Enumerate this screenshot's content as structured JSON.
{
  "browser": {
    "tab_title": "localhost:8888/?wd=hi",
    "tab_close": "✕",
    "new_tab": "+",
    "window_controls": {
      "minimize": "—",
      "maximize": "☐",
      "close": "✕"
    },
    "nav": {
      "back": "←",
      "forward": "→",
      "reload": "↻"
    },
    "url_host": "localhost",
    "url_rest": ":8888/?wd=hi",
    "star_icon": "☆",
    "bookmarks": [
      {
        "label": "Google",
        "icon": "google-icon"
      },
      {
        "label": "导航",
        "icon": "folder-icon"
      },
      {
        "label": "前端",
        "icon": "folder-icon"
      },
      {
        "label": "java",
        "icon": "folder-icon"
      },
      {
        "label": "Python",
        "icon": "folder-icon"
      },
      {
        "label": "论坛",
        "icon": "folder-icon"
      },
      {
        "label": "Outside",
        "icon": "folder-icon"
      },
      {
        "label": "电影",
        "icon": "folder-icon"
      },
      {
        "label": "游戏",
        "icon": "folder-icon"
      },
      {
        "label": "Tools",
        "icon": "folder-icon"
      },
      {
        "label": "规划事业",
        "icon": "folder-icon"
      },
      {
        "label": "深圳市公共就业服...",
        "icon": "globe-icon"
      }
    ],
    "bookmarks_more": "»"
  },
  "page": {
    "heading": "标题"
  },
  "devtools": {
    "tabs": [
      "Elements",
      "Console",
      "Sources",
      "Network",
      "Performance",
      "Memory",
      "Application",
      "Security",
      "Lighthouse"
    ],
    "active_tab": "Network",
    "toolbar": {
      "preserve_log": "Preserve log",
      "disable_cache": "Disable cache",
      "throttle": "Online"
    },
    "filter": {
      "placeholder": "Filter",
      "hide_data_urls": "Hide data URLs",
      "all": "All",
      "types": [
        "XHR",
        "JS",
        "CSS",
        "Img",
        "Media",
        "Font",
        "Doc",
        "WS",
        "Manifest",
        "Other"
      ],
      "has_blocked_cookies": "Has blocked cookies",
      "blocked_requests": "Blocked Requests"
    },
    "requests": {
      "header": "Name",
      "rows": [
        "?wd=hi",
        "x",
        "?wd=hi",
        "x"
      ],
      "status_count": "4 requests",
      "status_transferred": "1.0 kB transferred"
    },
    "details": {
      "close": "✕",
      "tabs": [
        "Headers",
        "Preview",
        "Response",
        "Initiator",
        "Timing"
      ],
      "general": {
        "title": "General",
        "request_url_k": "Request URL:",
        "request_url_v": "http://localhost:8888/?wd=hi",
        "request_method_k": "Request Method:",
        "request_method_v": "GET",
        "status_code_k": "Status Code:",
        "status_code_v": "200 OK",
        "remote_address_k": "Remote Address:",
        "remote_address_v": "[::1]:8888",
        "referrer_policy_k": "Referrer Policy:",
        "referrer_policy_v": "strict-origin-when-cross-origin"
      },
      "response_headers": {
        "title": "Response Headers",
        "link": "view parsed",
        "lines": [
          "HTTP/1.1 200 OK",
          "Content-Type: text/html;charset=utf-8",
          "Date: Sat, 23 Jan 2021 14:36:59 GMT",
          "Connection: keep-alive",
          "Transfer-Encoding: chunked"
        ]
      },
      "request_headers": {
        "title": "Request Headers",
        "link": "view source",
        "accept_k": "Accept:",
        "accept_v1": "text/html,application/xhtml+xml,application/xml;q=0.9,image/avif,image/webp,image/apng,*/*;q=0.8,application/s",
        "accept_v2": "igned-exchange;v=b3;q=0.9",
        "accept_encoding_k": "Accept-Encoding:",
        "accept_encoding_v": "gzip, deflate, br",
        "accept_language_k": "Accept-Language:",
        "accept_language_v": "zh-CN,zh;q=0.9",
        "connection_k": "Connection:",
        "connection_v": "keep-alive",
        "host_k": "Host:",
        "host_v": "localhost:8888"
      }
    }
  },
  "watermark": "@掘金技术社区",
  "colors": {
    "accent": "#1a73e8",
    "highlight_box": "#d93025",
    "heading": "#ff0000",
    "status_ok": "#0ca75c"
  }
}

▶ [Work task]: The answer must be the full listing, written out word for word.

▶ [The answer]:
Enumerate this screenshot's content as structured JSON.
{
  "browser": {
    "tab_title": "localhost:8888/?wd=hi",
    "tab_close": "✕",
    "new_tab": "+",
    "window_controls": {
      "minimize": "—",
      "maximize": "☐",
      "close": "✕"
    },
    "nav": {
      "back": "←",
      "forward": "→",
      "reload": "↻"
    },
    "url_host": "localhost",
    "url_rest": ":8888/?wd=hi",
    "star_icon": "☆",
    "bookmarks": [
      {
        "label": "Google",
        "icon": "google-icon"
      },
      {
        "label": "导航",
        "icon": "folder-icon"
      },
      {
        "label": "前端",
        "icon": "folder-icon"
      },
      {
        "label": "java",
        "icon": "folder-icon"
      },
      {
        "label": "Python",
        "icon": "folder-icon"
      },
      {
        "label": "论坛",
        "icon": "folder-icon"
      },
      {
        "label": "Outside",
        "icon": "folder-icon"
      },
      {
        "label": "电影",
        "icon": "folder-icon"
      },
      {
        "label": "游戏",
        "icon": "folder-icon"
      },
      {
        "label": "Tools",
        "icon": "folder-icon"
      },
      {
        "label": "规划事业",
        "icon": "folder-icon"
      },
      {
        "label": "深圳市公共就业服...",
        "icon": "globe-icon"
      }
    ],
    "bookmarks_more": "»"
  },
  "page": {
    "heading": "标题"
  },
  "devtools": {
    "tabs": [
      "Elements",
      "Console",
      "Sources",
      "Network",
      "Performance",
      "Memory",
      "Application",
      "Security",
      "Lighthouse"
    ],
    "active_tab": "Network",
    "toolbar": {
      "preserve_log": "Preserve log",
      "disable_cache": "Disable cache",
      "throttle": "Online"
    },
    "filter": {
      "placeholder": "Filter",
      "hide_data_urls": "Hide data URLs",
      "all": "All",
      "types": [
        "XHR",
        "JS",
        "CSS",
        "Img",
        "Media",
        "Font",
        "Doc",
        "WS",
        "Manifest",
        "Other"
      ],
      "has_blocked_cookies": "Has blocked cookies",
      "blocked_requests": "Blocked Requests"
    },
    "requests": {
      "header": "Name",
      "rows": [
        "?wd=hi",
        "x",
        "?wd=hi",
        "x"
      ],
      "status_count": "4 requests",
      "status_transferred": "1.0 kB transferred"
    },
    "details": {
      "close": "✕",
      "tabs": [
        "Headers",
        "Preview",
        "Response",
        "Initiator",
        "Timing"
      ],
      "general": {
        "title": "General",
        "request_url_k": "Request URL:",
        "request_url_v": "http://localhost:8888/?wd=hi",
        "request_method_k": "Request Method:",
        "request_method_v": "GET",
        "status_code_k": "Status Code:",
        "status_code_v": "200 OK",
        "remote_address_k": "Remote Address:",
        "remote_address_v": "[::1]:8888",
        "referrer_policy_k": "Referrer Policy:",
        "referrer_policy_v": "strict-origin-when-cross-origin"
      },
      "response_headers": {
        "title": "Response Headers",
        "link": "view parsed",
        "lines": [
          "HTTP/1.1 200 OK",
          "Content-Type: text/html;charset=utf-8",
          "Date: Sat, 23 Jan 2021 14:36:59 GMT",
          "Connection: keep-alive",
          "Transfer-Encoding: chunked"
        ]
      },
      "request_headers": {
        "title": "Request Headers",
        "link": "view source",
        "accept_k": "Accept:",
        "accept_v1": "text/html,application/xhtml+xml,application/xml;q=0.9,image/avif,image/webp,image/apng,*/*;q=0.8,application/s",
        "accept_v2": "igned-exchange;v=b3;q=0.9",
        "accept_encoding_k": "Accept-Encoding:",
        "accept_encoding_v": "gzip, deflate, br",
        "accept_language_k": "Accept-Language:",
        "accept_language_v": "zh-CN,zh;q=0.9",
        "connection_k": "Connection:",
        "connection_v": "keep-alive",
        "host_k": "Host:",
        "host_v": "localhost:8888"
      }
    }
  },
  "watermark": "@掘金技术社区",
  "colors": {
    "accent": "#1a73e8",
    "highlight_box": "#d93025",
    "heading": "#ff0000",
    "status_ok": "#0ca75c"
  }
}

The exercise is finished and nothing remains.